The sheer stupidity of the “supplier bullying” we seem to be seeing more and more often continues to amaze me. Tesco hit the headlines last year with the innovative methods they appear to have used to both boost their own apparent success and extract more cash from their suppliers. Then we had Premier Foods, who had to back down under media pressure after writing to their suppliers demanding money simply for the privilege of having a chance to do business with them.
“Sainsbury's is accused of delaying payment to contractors that built and refitted its stores, the Sunday Times alleged. The supermarket chain wrote to contractors through the law firm Dentons, increasing to 82 days from 30 days the time contractors must wait for payment”.
That could be enough to put some smaller suppliers out of business - is that something Sainsbury's and the rest think about? There's nothing wrong with tough negotiation and most readers (as well as Spend Maters) are working quite happily in the capitalist system, so in a sense of course we should not object philosophically to this. If you can take more value from your suppliers, why not do that? It’s all about power in the supply chain, as Professor Andrew Cox would say.
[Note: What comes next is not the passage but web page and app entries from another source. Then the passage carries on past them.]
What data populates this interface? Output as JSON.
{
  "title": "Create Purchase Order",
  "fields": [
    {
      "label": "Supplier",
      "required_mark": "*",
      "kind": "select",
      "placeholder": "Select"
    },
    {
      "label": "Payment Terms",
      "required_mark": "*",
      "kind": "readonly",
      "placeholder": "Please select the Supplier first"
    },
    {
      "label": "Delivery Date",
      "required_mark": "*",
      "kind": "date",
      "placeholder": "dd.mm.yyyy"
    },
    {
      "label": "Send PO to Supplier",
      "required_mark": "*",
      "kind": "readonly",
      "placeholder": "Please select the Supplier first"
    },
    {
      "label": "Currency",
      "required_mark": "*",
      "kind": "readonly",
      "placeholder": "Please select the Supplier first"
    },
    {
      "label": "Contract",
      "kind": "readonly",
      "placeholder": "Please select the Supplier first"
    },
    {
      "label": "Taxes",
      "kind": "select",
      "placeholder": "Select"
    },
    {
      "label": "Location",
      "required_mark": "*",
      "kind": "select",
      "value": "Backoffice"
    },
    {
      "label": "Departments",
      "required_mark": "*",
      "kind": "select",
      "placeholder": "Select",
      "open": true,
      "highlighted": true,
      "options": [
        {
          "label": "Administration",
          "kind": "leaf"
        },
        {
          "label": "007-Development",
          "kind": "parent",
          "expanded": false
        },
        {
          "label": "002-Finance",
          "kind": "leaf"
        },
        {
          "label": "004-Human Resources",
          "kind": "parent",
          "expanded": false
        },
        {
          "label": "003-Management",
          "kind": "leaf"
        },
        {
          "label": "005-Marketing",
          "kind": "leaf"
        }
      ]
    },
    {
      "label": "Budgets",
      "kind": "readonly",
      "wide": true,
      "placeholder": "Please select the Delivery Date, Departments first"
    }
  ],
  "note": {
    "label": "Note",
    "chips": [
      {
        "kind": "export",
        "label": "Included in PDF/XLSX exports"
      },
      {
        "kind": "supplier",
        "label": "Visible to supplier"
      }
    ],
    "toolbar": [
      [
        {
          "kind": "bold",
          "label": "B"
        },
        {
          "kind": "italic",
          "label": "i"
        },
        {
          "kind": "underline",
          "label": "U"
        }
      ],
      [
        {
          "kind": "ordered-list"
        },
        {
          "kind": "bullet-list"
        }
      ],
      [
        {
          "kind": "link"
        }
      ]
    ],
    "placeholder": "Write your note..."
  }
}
But there are surely some ethical lines that shouldn’t be crossed here, as well as legal. And what is even more questionable is whether these tactics even in reality deliver value to the instigators. Because anyone who thinks that most suppliers (those who don't go out of business anyway) who are treated like this won't get that value back is delusional.
If you extend my payment terms unilaterally, with no quid pro quo, I will increase my prices. Or if business is good, I might just decide I don't want to work with you. If I was really unscrupulous, and really annoyed, I might even try a little bit of sabotage - I know from personal experience how easy it would be for a raw material supplier to the food industry to do that, by the way.
And what I certainly won't do is provide you any additional advantage through innovation, access to new ideas, additional quality, or customer service above and beyond the bare minimum to meet the contract. Relationships do matter – not because there is anything intrinsically wonderful about having a good relationship with your supplier, but because relationships lead to other advantages.
Last year we saw proof of this, with the excellent work done by Professor John Henke in the automotive industry. With data from 25 years or surveys and research, he proved the benefits of good supplier relationships. We wrote quite a lot about that – start here if you want a recap.
So has anyone in senior management, procurement or indeed more widely, in these firms mentioned above, taken the time to read this material? It doesn’t look like it. My other personal take is that these moves are one great big ”sell” signal in share price and financial terms. For a firm to be doing this sort of thing just smacks of desperation. Perhaps if investors start reacting in that way, then firms will think twice about using these tactics. And perhaps CIPS needs to start throwing out a few members too for unethical behaviour, but let’s leave that thought for another day.